In 2006, the neighbourhood assembly held the first council under the title „For a Barrio we dream of“. Here they discussed issues concerning the Barrio, the protection of cultural heritage as well as the urban development of Santiago and worked out proposals for the defence of the Barrio’s cultural heritage. The next neighbourhood council followed one year later and in 2008 they applied for the title mentioned above. Moreover they organised a range of other activities, like demonstrations against a new urban development law, workshops with issues concerning the city or the Barrio, the publishing of a neighbourhood magazine, a campaign against the closing of a cultural centre and a lot of social and cultural activities, among others. With the granting of the special area, the struggle for protecting the cultural and historical heritage does not end because they are struggling also for another definition of ‘heritage’. In Chile there is a law for protecting culture heritage but it only includes monuments and not, for example, historical dwelling houses.

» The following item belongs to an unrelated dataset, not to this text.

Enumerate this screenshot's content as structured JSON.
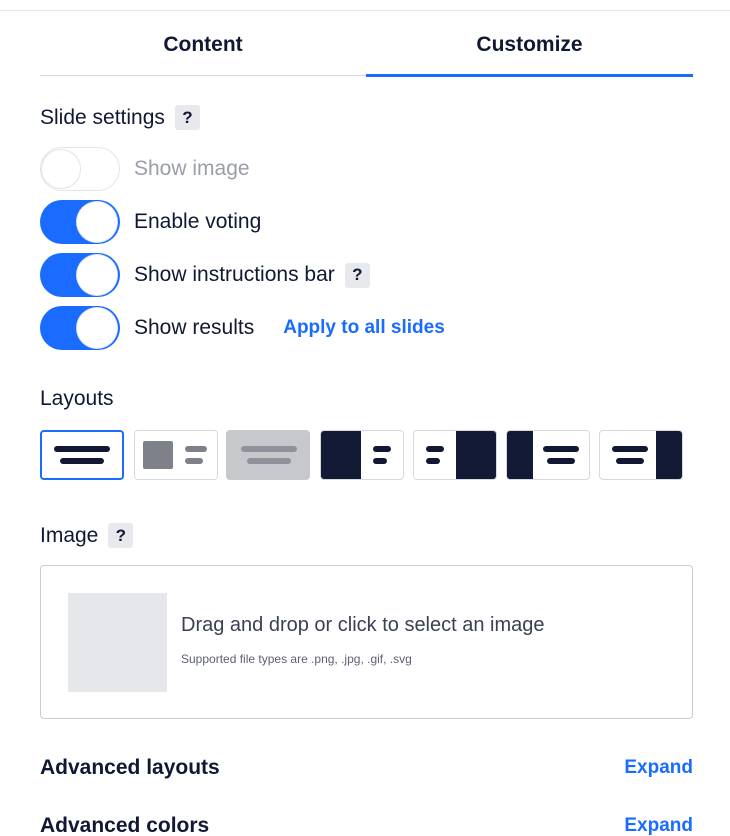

So the neighbourhood organisation wants to change the definition of heritage. It is now collaborating with students and professionals from universities to open up a discussion about it and find a way to reconceptualise the term definition.

The struggle of the neighbours of Barrio Yungay is not only about keeping the own neighbourhood lovely, but „it’s a social struggle“ like José emphasises. Because they are also fighting for maintain the social structure of the Barrio, which is a mixed income neighbourhood. And in a city which is as highly segregated as Santiago since the dictatorship, the right to stay in your neighbourhood is a very important political issue. It means for the inhabitants to live where they want to live, where they have their roots and their social networks –a fundamental part of the right to the city.

With the status of „Zona Tipica“ also came the problem of revalorisation within the Barrio; on the one hand the real estate value is rising and on the other hand the neighbourhood is becoming more attractive for people earning higher incomes and tourism. Furthermore, the Barrio is well located near the city centre and bordering Barrio Brasil, more and more a „hip“ quarter with a lot of bars and cafés. That could be leading to a process of expulsion of the poorer inhabitants and the transformation of housing space into touristic infrastructure, e.g. hostels. „We know the risk of gentrification and we try actively to avoid it. There are people with higher incomes who want to establish their lofts in the Barrio – we are fighting for social housing instead.“ The neighbourhood organisation also gives special attention to the most vulnerable families of the quarter – migrant families who are often living under precarious housing conditions and could be the first victims of any kind of restructuring process.

That the neighbours don’t understand their Barrio like an island within the city, which can be seen on the various solidarity activities with other Barrios in Santiago. The neighbourhood’s organisation is furthermore part of a nationwide network, as well as of the post-earthquake-movement „For a just und participative reconstruction“ and held nationwide conferences and gatherings.

The Barrio Yungay is a very good example of neighbours organising themselves and who struggle for their right to decide in what environment they want to live, often against neoliberal urban policies. These have been, for 40 years, ignoring the needs of the inhabitants and putting the decisions of urban development almost completely in the hands of the market. This organised neighbourhood not only wants that „our Barrio“ is spared from the destructive tendencies of neoliberal urban development but rather wants to intervene in urban planning, to create a supportive and participative city. They are struggling for urban citizenship – for the right to the city.